Tasmania’s sweet and semi-sweet white wines are the undersung heroes of the island state. No doubt that’s because the marvelous sparkling wines, pinot noirs, chardonnays and dry rieslings hog the spotlight. But these wines deserve our attention, as they can be beautiful wines of haunting perfume and refreshing acidity.
Natalie Beath and Erin Robson became friends at university. Their careers embraced wine – Natalie earned a Bachelor of Wine Science and has worked for a number of wine producers in New Zealand and California – Erin joined Montana Wines after university before heading for the UK where she worked in wine marketing for a number of importers and distributors.
Dominik Huber (pictured) is that rare breed of winemaker: someone capable of putting a whole new interpretation on the wines of his region.
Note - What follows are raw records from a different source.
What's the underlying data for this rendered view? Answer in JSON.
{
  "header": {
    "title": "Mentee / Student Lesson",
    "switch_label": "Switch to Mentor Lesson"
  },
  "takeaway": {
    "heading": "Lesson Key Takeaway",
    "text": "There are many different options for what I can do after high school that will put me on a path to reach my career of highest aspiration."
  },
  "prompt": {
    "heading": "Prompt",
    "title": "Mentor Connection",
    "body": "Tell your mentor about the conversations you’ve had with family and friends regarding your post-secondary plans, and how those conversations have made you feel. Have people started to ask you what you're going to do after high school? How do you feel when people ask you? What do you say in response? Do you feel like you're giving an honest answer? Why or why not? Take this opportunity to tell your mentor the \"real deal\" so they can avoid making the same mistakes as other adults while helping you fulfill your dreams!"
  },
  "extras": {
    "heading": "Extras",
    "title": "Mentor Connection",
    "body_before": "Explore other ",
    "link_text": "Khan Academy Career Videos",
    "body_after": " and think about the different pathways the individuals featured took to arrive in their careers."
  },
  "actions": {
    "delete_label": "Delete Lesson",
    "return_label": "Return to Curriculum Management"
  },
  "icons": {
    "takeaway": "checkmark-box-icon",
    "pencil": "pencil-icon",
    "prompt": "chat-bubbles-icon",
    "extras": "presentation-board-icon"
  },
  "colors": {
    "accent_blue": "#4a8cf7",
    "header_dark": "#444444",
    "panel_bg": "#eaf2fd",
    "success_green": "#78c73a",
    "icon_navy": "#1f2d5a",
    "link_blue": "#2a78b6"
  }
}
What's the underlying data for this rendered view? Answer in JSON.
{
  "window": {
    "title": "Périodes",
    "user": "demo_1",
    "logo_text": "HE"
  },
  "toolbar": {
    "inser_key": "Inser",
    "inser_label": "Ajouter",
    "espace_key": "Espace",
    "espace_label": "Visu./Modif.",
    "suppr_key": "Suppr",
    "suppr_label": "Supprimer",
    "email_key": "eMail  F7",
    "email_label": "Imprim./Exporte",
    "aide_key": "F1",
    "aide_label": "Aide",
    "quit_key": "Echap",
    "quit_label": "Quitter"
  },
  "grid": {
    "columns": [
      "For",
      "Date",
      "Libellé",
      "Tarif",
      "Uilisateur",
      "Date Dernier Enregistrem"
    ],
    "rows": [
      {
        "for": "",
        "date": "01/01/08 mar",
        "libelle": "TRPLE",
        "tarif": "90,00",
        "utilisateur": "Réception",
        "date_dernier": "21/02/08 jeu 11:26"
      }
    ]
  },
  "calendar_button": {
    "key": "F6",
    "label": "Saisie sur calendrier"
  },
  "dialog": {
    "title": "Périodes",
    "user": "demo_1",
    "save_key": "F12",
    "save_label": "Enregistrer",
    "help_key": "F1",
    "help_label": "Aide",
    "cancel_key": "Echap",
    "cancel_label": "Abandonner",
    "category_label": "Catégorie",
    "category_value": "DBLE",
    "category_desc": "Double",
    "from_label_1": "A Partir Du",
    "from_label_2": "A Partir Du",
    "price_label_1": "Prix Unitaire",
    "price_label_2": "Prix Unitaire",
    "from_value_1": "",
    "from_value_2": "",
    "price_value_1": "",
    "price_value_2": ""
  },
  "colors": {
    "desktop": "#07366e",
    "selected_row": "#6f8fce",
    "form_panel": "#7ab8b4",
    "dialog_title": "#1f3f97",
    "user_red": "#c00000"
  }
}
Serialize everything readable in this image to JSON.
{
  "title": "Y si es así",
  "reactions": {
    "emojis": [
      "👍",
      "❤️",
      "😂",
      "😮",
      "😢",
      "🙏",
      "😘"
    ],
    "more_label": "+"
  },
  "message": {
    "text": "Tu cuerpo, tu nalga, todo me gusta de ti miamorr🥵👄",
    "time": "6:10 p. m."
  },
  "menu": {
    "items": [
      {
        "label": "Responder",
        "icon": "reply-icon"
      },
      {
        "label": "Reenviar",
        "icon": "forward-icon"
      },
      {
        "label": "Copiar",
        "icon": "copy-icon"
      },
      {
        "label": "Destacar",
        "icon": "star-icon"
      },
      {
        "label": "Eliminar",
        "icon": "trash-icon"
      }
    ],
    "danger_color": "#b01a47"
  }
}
Huber is co-founder of the winery Terroir al Limit in Catalonia’s Priorat region.
A tasting of Gonzalez Byass sherries with Bangkok-based export manager Xavier Vicente reminded me that the best examples offer brilliant value. It’s an easily neglected wine style that deserves more of my attention.
A Greek moschofilero from the Troupis winery in Mantinia was one of the most enjoyable wines I found in my recent tasting of 88 ‘odd variety’ dry whites.
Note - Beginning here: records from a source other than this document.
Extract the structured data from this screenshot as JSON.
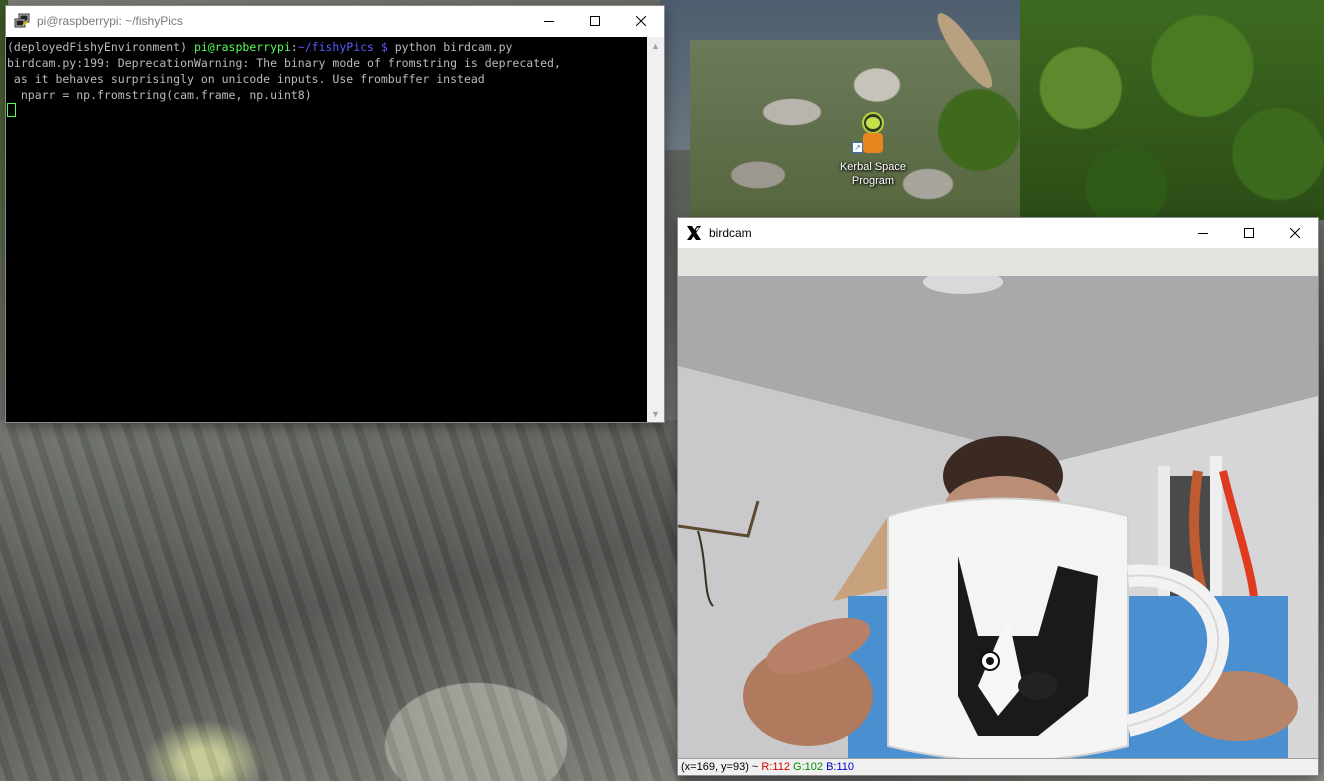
{
  "desktop": {
    "icons": [
      {
        "label_line1": "Kerbal Space",
        "label_line2": "Program",
        "icon": "kerbal-astronaut-icon"
      }
    ]
  },
  "terminal": {
    "title": "pi@raspberrypi: ~/fishyPics",
    "icon": "putty-icon",
    "lines": [
      {
        "env": "(deployedFishyEnvironment) ",
        "userhost": "pi@raspberrypi",
        "colon": ":",
        "path": "~/fishyPics $",
        "cmd": " python birdcam.py"
      },
      {
        "text": "birdcam.py:199: DeprecationWarning: The binary mode of fromstring is deprecated,"
      },
      {
        "text": " as it behaves surprisingly on unicode inputs. Use frombuffer instead"
      },
      {
        "text": "  nparr = np.fromstring(cam.frame, np.uint8)"
      }
    ],
    "colors": {
      "background": "#000000",
      "text": "#bbbbbb",
      "prompt_green": "#55ff55",
      "prompt_blue": "#5c5cff"
    }
  },
  "birdcam": {
    "title": "birdcam",
    "icon": "x11-icon",
    "status": {
      "coords": "(x=169, y=93) ~ ",
      "r": "R:112",
      "g": "G:102",
      "b": "B:110"
    }
  },
  "window_controls": {
    "minimize": "minimize-icon",
    "maximize": "maximize-icon",
    "close": "close-icon"
  }
}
I broke my rule where I refuse to taste wines in front of the winemaker because I was keen to taste the 2014 Bullnose and Coleraine. The tasting was held in a sizeable room. I tasted with a handful (one winemaker suggested the collective noun for wine critics should be “sponge”) of wine critics under the distant watchful eye of winemaker Peter Cowley, who provided background information to each wine without attempting to exert undue influence.
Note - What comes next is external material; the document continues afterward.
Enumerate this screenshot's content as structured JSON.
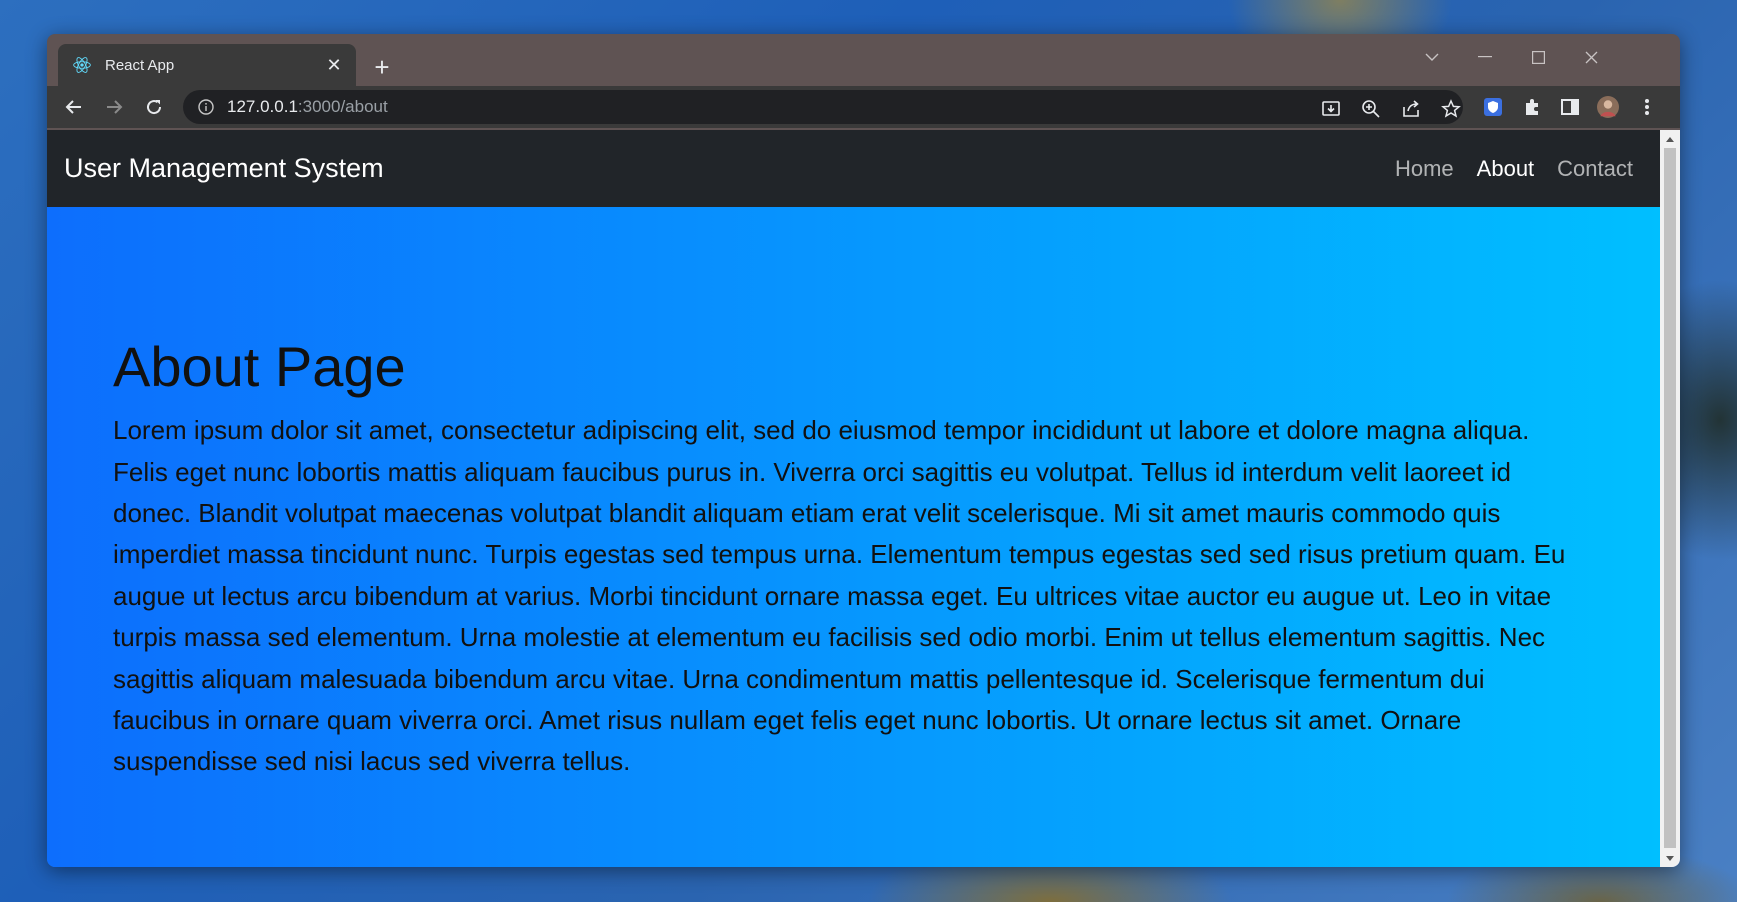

Bass Phillip is recognized by many observers as the finest pinot noir producer in Australia. In my experience, the wines are more consistent these days, but in the past, they were very uneven – even erratic.
I’ve just tasted a fair cross-section of local Rieslings. Not only is the overall quality terrific but there seems to be a strong trend toward producing drier styles. I personally favour the off-dry wines because I love the sweet/sour tension that the best examples possess. However, Thai curries aside, I have to admit that dry Riesling is a more versatile wine to match with food.
Roberto Voerzio (pictured) is one of the greatest producers of Barolo, but you won’t find him in many of the classic books on Barolo. He established his company only in 1986, having split from his brother and father – also Barolo winemakers. His wines first came to Australia in 1995 when Red + White, which is still his importer, brought in the 1989 vintage.
Wine drinkers had high expectations when Kevin Judd resigned from his position as chief winemaker/manager at Cloudy Bay to “do his own thing”.